Commodities lost 2.68% but then gained 2.39% over the past 2 weeks. They were .25% lower today. Crude Oil fell 10.45% and 2.77% into December 3rd but rallied 8.16% last week. Crude was .53% lower today. Gold lost .20% and then gained .05% last week. Gold was .19% higher today. The U.S. Dollar gained .01% and then lost .01% last week. It rose .25% today. A few weeks ago, the Dollar hit 17–month highs. The Euro had back–to–back losses of .02% before dropping .26% today. The Japanese Yen gained .51% and then lost .57% last week. It was .09% lower today. Corn lost .13% but gained .43% last week. It tumbled .72% today. Cotton had losses of 6.26% and 2.81% the past 2 weeks but gained .55% today.
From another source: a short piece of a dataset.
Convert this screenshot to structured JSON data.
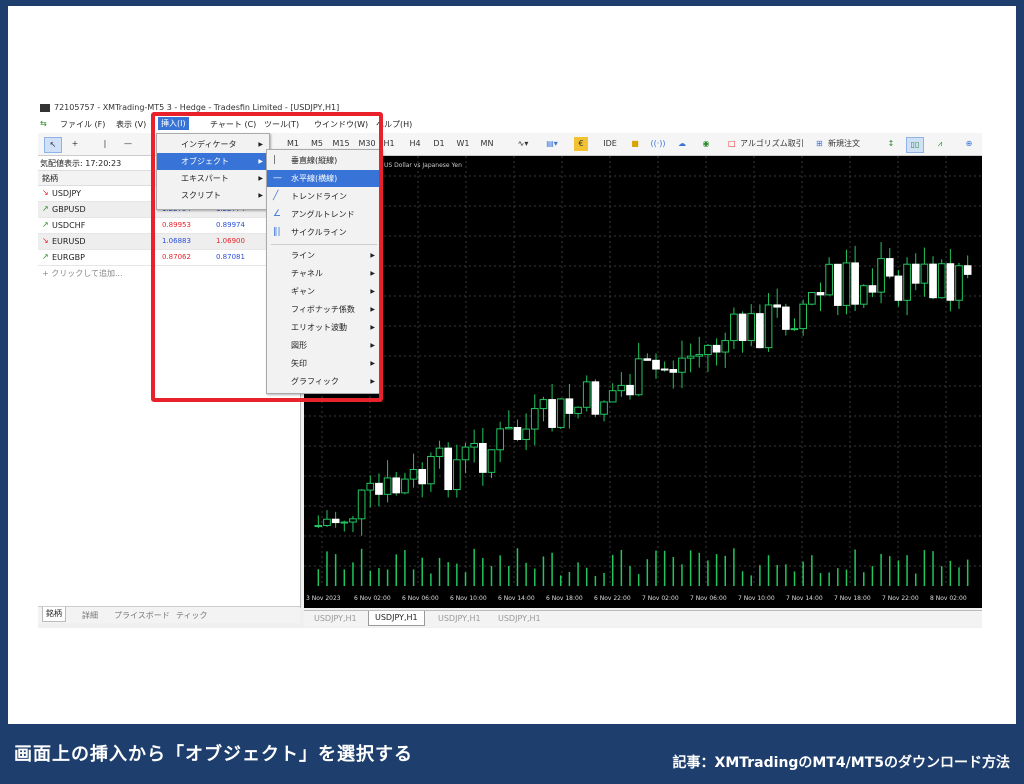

“One of the keys to happiness is a bad memory.” Rita Mae Brown

“The art of medicine consists in amusing the patient while nature cures the disease.” Voltaire

Doug Ingram, Financial Economist
Additional Information is Available on Request
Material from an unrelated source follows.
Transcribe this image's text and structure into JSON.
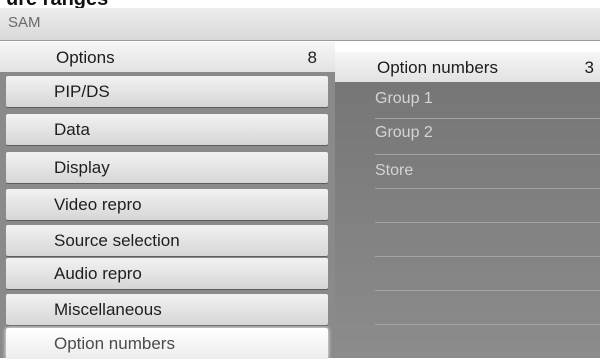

Banes Capital Group, LLC (BCG) has been granted permission by the author, Doug Ingram and Strategic Technical Initiatives, to distribute this market commentary (MC). All views, opinions and estimates included are his as of this date – and are subject to change without notice. Mr. Ingram’s views, opinions, and estimates are not necessarily those of BCG and there is no implied endorsement by BCG of any of the information contained within this MC (which may in fact directly conflict with those being published and distributed by BCG, whether or not contemporaneous). In the event of such conflict, BCG is not under any obligation to identify to you any such conflicts. This MC is for informational purposes only and does not constitute a solicitation or offer to buy or sell any securities, futures, options, foreign exchange or any other financial instrument(s) and/or to provide any investment advice and/or service. Although the information presented has been obtained from sources believed to be reliable, we cannot guarantee or assume any responsibility for the accuracy or completeness of the information shown herein.